There are currently only about 800 Mountain Gorillas left in existence and as such they are critically endangered. They have made a very strong comeback over the past decade as the countries of Rwanda and Uganda have embraced tourism and have put in programs to protect the Mountain Gorillas and their habitat. While there is still a danger of poachers, the threat is much less than in the past as the locals understand that the tourism draw enables them to build a strong community and also to protect and care for the Mountain Gorillas. Many people are employed by the industry, and I can also say that the guides, spotters, drivers, and porters are also a special part of this experience.
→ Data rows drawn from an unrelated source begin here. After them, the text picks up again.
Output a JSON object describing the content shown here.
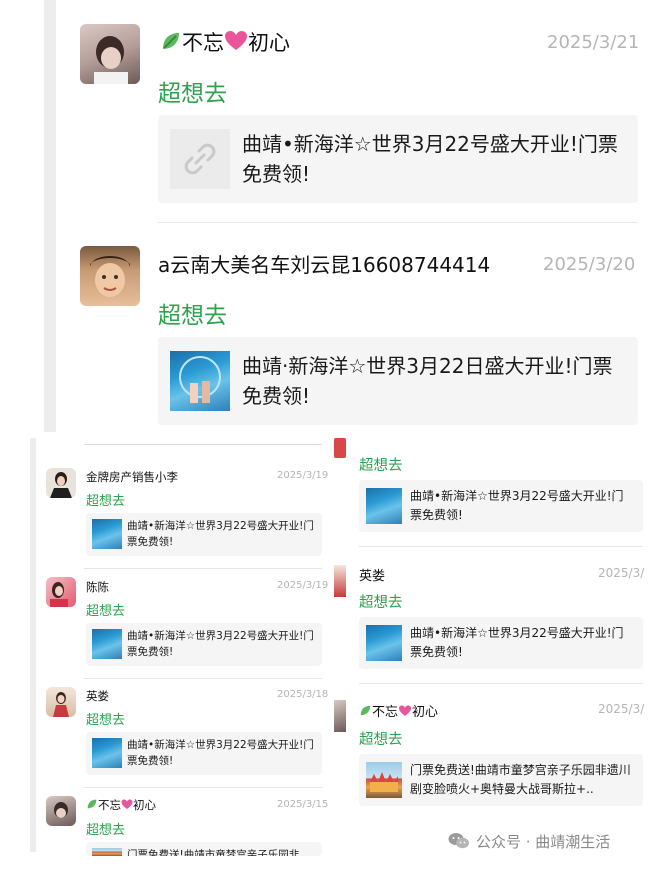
{
  "top": {
    "posts": [
      {
        "name": "不忘",
        "name_suffix": "初心",
        "date": "2025/3/21",
        "comment": "超想去",
        "card": "曲靖•新海洋☆世界3月22号盛大开业!门票免费领!"
      },
      {
        "name": "a云南大美名车刘云昆16608744414",
        "date": "2025/3/20",
        "comment": "超想去",
        "card": "曲靖·新海洋☆世界3月22日盛大开业!门票免费领!"
      }
    ]
  },
  "left": {
    "posts": [
      {
        "name": "金牌房产销售小李",
        "date": "2025/3/19",
        "comment": "超想去",
        "card": "曲靖•新海洋☆世界3月22号盛大开业!门票免费领!"
      },
      {
        "name": "陈陈",
        "date": "2025/3/19",
        "comment": "超想去",
        "card": "曲靖•新海洋☆世界3月22号盛大开业!门票免费领!"
      },
      {
        "name": "英娄",
        "date": "2025/3/18",
        "comment": "超想去",
        "card": "曲靖•新海洋☆世界3月22号盛大开业!门票免费领!"
      },
      {
        "name": "不忘",
        "name_suffix": "初心",
        "date": "2025/3/15",
        "comment": "超想去",
        "card": "门票免费送!曲靖市童梦宫亲子乐园非"
      }
    ]
  },
  "right": {
    "posts": [
      {
        "comment": "超想去",
        "card": "曲靖•新海洋☆世界3月22号盛大开业!门票免费领!"
      },
      {
        "name": "英娄",
        "date": "2025/3/",
        "comment": "超想去",
        "card": "曲靖•新海洋☆世界3月22号盛大开业!门票免费领!"
      },
      {
        "name": "不忘",
        "name_suffix": "初心",
        "date": "2025/3/",
        "comment": "超想去",
        "card": "门票免费送!曲靖市童梦宫亲子乐园非遗川剧变脸喷火+奥特曼大战哥斯拉+.."
      }
    ]
  },
  "watermark": {
    "text": "公众号 · 曲靖潮生活"
  },
  "colors": {
    "comment": "#2fa24f",
    "date": "#b5b5b5",
    "card_bg": "#f5f5f5"
  }
}
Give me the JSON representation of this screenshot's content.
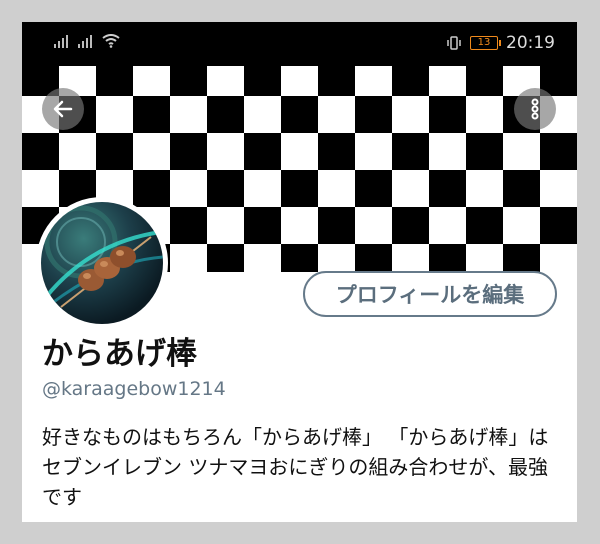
{
  "status_bar": {
    "time": "20:19",
    "battery_level": "13",
    "icons": [
      "signal-icon",
      "signal-icon",
      "wifi-icon",
      "vibrate-icon",
      "battery-icon"
    ]
  },
  "header": {
    "back_icon": "arrow-left-icon",
    "more_icon": "more-vertical-icon",
    "banner_pattern": "black-white-checkerboard"
  },
  "profile": {
    "edit_button_label": "プロフィールを編集",
    "display_name": "からあげ棒",
    "handle": "@karaagebow1214",
    "bio": "好きなものはもちろん「からあげ棒」 「からあげ棒」はセブンイレブン ツナマヨおにぎりの組み合わせが、最強です"
  },
  "colors": {
    "edit_button_border": "#667a8a",
    "handle_text": "#657786",
    "battery_accent": "#f08a1c"
  }
}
For those of you that don’t mind some mud and water, watching for armies of fire ants, avoiding stinging nettles in the jungle brush, hiking uphill in mountain terrain, or being in the dark and unpredictable jungle, I can’t recommend the trip enough. The only bad thing I had happen to me is a very large fire ant got into my sock and lodged itself into my ankle. It hurt like hell, but thankfully I didn’t get attacked and was able to avoid the large swarms of them on the ground. I don’t mention those things to scare anybody or to suggest that it is extraordinarily difficult. The bottom line is these Gorillas are in the wild, and you have to come to them. They don’t come to you. You need to have proper clothing, the right attitude, and patience to make the trek a success. Then, once you make it, you had better hope they cooperate for some photographs.
Photographing these creatures is extremely challenging. The jungle is often dark or only dilapidated light, so you need to rely on fairly high ISO values to have any respectable shutter speed to avoid motion blur. Exposure can be very difficult as the primary colors you are dealing with are black and green, both of which can throw off metering quite easily. Perhaps most challenging…the gorillas often don’t stay in one spot. You have to go chasing them with your camera gear, muddy terrain, and jungle brush everywhere. Many of the people on the tour fell during the treks. You have to keep an eye out for what is going on, that is for sure. Sometimes you get lucky and can use a monopod to have a steady shot, but other times you are more reactive and just trying to do what you can in hopes that some of the photos turn out. I have to say, overall, I am quite pleased with the photos I got on the trek.
I can say with certainty that I hope I am lucky enough to be able to go again one day. It truly was the best trip I’ve ever done, and I will remember each day for the rest of my life. I currently do a lot of online research to see how the Gorillas are doing. Unfortunately, one of the silverbacks recently died in January, which has caused quite a strife for the gorillas that were part of his family.
If you are interested in doing this trip, I recommend looking at Paul Renner’s Safaris. He goes every year, and the trip is very well structured and organized. Paul is a great photographer and an even better person, so you can’t find anybody better to go on a trip like this with. You can learn more about Paul and his safari adventures at: http://www.rennersafaris.com